Mr Ali took his fully paid paternity leave for the first two weeks following the birth of his child and then a number of weeks of annual leave. When he returned to work the Human Resources department informed him he was entitled to statutory Shared Parental Leave only.

Mr Ali claimed direct sex discrimination at the Employment Tribunal. Mr Ali was arguing that whilst two weeks maternity leave is compulsory for new mothers, for the following 12 weeks, male employees should be given the same right to leave on enhanced pay as female employees.

Mr Ali argued that the policy assumed that a man caring for his baby is not entitled to the same pay as a woman performing that role, therefore taking away the choice that he and his wife wanted to make for their baby. Mr Ali did not believe this was a valid assumption to make in 2016.

The Employment Tribunal upheld his claim of sex discrimination. It accepted that men are encouraged to play a greater role in caring for their babies.

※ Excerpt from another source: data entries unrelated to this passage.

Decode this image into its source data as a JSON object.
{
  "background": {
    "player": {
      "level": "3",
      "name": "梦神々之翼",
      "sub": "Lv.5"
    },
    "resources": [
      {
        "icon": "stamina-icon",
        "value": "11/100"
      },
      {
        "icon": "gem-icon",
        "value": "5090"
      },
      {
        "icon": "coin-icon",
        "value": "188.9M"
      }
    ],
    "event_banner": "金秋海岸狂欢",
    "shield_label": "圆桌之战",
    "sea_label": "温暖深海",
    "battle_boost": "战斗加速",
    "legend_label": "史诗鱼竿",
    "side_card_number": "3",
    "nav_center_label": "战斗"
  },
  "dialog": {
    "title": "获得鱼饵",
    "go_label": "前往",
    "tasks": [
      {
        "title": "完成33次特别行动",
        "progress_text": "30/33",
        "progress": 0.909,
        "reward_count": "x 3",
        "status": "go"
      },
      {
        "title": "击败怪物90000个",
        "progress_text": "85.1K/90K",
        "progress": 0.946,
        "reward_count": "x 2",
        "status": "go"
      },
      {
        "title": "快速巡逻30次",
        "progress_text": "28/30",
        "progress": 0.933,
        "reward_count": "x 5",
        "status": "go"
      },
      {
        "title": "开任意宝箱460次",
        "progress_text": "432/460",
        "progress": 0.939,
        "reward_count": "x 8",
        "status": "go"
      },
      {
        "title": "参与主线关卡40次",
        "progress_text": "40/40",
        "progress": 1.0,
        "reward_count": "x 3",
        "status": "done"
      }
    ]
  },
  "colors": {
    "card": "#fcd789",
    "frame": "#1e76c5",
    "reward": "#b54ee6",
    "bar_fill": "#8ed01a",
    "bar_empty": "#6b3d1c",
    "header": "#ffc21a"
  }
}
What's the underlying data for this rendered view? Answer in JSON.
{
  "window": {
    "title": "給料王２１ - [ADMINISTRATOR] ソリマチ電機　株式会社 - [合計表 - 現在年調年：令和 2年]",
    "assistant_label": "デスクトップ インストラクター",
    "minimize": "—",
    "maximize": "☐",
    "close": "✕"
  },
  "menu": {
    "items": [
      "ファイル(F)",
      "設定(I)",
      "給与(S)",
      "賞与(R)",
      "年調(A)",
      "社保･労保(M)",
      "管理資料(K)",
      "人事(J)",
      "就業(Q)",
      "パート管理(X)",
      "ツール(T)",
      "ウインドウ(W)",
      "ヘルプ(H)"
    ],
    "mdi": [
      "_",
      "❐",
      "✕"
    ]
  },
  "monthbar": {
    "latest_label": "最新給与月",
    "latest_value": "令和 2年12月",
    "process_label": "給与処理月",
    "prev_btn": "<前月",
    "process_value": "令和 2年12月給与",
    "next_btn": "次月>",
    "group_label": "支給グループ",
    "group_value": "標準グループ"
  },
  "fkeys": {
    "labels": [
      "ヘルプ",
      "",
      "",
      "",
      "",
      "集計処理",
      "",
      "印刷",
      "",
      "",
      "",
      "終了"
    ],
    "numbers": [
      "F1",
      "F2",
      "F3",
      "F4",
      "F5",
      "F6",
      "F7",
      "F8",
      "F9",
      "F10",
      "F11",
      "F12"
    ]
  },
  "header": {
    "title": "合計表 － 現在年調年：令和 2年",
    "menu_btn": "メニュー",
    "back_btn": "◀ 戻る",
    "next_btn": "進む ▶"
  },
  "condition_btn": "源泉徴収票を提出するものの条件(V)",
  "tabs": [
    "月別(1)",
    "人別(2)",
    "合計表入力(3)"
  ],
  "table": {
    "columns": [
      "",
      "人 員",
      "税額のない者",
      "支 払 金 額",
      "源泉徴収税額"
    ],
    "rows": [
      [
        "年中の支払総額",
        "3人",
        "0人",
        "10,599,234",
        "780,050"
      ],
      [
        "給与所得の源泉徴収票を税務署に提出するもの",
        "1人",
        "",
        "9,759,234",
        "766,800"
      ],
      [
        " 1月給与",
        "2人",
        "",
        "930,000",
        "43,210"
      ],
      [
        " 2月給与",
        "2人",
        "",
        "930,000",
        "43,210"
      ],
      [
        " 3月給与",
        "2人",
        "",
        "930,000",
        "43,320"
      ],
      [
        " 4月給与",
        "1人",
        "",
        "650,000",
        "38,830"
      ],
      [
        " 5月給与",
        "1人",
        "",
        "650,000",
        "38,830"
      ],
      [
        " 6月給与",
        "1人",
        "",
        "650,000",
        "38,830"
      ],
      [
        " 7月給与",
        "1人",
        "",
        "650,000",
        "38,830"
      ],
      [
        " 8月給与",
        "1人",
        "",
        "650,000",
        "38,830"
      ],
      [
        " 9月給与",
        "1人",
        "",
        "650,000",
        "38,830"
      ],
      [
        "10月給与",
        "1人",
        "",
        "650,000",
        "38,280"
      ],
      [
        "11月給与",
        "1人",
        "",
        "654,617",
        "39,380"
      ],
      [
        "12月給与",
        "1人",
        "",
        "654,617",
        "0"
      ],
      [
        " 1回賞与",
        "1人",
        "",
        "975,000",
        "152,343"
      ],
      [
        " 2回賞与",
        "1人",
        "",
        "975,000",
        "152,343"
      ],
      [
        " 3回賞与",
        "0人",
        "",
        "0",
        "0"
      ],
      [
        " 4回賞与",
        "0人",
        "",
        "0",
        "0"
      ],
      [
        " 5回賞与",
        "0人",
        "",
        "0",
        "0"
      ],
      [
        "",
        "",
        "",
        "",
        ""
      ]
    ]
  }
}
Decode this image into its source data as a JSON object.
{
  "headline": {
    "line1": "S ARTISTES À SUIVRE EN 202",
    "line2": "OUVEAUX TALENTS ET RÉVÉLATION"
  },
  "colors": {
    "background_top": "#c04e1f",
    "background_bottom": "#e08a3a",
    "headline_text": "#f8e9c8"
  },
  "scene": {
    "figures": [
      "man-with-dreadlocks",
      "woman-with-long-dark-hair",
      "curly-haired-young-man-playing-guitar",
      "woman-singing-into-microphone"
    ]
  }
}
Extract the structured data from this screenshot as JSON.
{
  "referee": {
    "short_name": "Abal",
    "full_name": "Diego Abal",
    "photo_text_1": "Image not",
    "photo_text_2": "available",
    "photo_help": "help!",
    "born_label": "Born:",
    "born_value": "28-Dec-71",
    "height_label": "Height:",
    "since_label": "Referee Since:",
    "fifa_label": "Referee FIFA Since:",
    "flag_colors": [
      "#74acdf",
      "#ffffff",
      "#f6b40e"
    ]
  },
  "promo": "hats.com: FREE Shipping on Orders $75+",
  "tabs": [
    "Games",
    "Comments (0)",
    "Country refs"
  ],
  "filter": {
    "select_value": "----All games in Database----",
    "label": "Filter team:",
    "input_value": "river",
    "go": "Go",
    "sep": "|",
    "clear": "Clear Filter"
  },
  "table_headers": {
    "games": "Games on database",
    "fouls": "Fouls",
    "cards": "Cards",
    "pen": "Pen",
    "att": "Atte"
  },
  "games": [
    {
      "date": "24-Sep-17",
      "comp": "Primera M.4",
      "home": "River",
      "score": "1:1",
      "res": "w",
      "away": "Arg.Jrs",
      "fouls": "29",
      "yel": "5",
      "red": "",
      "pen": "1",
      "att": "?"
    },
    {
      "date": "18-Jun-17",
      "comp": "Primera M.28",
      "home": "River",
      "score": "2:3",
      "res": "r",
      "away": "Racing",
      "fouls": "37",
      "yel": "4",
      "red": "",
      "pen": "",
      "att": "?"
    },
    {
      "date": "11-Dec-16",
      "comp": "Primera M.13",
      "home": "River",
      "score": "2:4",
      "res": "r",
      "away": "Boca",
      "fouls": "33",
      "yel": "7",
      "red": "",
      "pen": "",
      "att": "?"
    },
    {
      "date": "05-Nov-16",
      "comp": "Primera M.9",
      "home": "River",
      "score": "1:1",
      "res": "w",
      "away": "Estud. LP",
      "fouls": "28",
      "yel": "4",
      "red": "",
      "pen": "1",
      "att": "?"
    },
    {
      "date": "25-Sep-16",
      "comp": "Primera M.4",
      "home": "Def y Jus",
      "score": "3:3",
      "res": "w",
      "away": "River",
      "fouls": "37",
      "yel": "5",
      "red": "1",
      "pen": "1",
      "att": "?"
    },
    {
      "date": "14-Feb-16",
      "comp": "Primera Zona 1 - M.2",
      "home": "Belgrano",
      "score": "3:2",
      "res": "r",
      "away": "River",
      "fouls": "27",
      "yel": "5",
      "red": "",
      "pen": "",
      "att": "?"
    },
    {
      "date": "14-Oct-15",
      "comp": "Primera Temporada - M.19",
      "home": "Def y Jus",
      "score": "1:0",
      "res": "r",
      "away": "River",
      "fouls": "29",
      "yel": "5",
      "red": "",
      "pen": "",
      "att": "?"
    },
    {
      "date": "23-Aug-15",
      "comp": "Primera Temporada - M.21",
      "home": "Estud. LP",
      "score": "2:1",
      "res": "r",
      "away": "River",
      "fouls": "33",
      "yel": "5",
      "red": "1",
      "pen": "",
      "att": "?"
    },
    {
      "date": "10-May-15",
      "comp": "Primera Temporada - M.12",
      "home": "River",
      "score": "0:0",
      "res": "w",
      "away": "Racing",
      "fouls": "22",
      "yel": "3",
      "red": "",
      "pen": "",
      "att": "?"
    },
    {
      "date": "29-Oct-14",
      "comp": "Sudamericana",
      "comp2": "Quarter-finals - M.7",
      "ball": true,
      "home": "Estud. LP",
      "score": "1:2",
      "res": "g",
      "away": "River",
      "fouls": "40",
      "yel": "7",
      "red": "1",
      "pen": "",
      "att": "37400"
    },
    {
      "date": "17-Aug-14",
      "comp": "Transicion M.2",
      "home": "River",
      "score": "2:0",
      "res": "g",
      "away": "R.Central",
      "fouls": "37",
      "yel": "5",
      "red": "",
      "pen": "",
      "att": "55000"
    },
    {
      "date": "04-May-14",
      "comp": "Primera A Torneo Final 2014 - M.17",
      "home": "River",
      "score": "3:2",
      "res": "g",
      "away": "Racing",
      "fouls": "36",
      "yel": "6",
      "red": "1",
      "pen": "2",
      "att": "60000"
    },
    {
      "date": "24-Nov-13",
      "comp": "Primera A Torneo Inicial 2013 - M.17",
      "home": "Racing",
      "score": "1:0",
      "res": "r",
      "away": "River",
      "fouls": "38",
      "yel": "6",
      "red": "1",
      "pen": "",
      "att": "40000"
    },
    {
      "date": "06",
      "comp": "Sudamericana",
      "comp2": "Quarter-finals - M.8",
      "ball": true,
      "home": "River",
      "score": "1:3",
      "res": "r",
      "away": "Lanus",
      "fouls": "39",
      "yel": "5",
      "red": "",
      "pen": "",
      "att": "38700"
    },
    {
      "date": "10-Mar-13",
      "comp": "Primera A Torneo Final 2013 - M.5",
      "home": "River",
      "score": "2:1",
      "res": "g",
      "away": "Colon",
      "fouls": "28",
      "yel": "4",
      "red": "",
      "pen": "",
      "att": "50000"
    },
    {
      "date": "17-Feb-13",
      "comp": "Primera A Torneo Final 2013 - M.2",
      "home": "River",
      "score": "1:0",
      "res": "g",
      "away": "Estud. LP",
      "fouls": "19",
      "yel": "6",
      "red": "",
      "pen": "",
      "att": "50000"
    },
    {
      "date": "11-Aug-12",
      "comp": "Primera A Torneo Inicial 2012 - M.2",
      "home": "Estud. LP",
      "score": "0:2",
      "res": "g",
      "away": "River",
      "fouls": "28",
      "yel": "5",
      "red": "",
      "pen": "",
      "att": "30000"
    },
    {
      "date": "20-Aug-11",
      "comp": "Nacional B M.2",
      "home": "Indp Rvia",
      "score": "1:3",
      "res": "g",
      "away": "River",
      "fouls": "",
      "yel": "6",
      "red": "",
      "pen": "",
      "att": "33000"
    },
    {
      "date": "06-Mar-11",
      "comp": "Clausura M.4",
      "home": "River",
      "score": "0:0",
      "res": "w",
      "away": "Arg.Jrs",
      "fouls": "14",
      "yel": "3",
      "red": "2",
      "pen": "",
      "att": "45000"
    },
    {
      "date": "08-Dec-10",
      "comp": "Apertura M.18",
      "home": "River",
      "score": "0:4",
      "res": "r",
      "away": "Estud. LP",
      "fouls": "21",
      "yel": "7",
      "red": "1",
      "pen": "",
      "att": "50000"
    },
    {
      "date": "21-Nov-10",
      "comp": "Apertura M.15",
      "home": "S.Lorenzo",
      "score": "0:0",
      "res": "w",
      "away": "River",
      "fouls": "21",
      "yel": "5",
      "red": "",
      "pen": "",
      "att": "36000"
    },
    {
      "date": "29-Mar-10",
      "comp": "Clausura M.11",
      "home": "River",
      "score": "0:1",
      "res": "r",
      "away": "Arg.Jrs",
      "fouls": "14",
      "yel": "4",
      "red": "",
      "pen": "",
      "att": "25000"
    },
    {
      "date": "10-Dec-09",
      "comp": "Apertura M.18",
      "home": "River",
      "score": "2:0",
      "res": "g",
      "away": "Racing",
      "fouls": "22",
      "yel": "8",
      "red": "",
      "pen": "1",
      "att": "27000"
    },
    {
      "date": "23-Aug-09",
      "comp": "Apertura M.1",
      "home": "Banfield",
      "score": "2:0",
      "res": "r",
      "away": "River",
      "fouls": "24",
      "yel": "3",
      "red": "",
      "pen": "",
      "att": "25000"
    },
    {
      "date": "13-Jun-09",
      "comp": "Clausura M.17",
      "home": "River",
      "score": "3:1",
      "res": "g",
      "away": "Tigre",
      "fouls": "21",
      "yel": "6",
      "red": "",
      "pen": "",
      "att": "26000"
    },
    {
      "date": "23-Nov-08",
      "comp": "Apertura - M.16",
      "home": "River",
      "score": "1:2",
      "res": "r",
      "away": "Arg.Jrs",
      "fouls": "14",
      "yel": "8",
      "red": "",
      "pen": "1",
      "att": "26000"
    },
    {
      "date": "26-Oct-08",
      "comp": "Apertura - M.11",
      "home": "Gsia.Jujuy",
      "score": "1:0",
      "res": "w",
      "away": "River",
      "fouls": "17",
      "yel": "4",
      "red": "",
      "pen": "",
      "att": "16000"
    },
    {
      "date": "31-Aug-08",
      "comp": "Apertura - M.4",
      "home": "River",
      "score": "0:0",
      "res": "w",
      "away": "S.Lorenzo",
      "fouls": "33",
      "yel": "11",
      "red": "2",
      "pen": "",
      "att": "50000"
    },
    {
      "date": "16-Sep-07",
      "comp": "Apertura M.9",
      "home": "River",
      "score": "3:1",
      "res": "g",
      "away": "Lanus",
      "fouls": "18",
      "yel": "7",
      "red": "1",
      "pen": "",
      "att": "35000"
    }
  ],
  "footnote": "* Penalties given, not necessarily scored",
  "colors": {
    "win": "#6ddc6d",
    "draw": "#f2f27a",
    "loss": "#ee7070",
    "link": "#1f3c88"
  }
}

It agreed that the role of primary carer is a choice for the parents but this should be free of generalised assumptions that the mother is always best placed to undertake the primary role and should get full pay.

This decision is one of only three cases on the enhancement of shared parental pay and it is reported that Capita will be appealing the decision.

Employers should note the decision in this case, however there is no binding case law or legislation that specially requires employers to enhance shared parental pay if they enhance maternity pay.

The advice to employers as a result of this would be to wait for further guidance from the Employment Appeal Tribunal before amending any policies on enhanced shared parental leave or maternity policies. If the decision in this case is upheld then those policies may need reconsidering.


This is for information purposes only and is no substitute for, and should not be interpreted as, legal advice.  All content was correct at the time of publishing and we cannot be held responsible for any changes that may invalidate this article.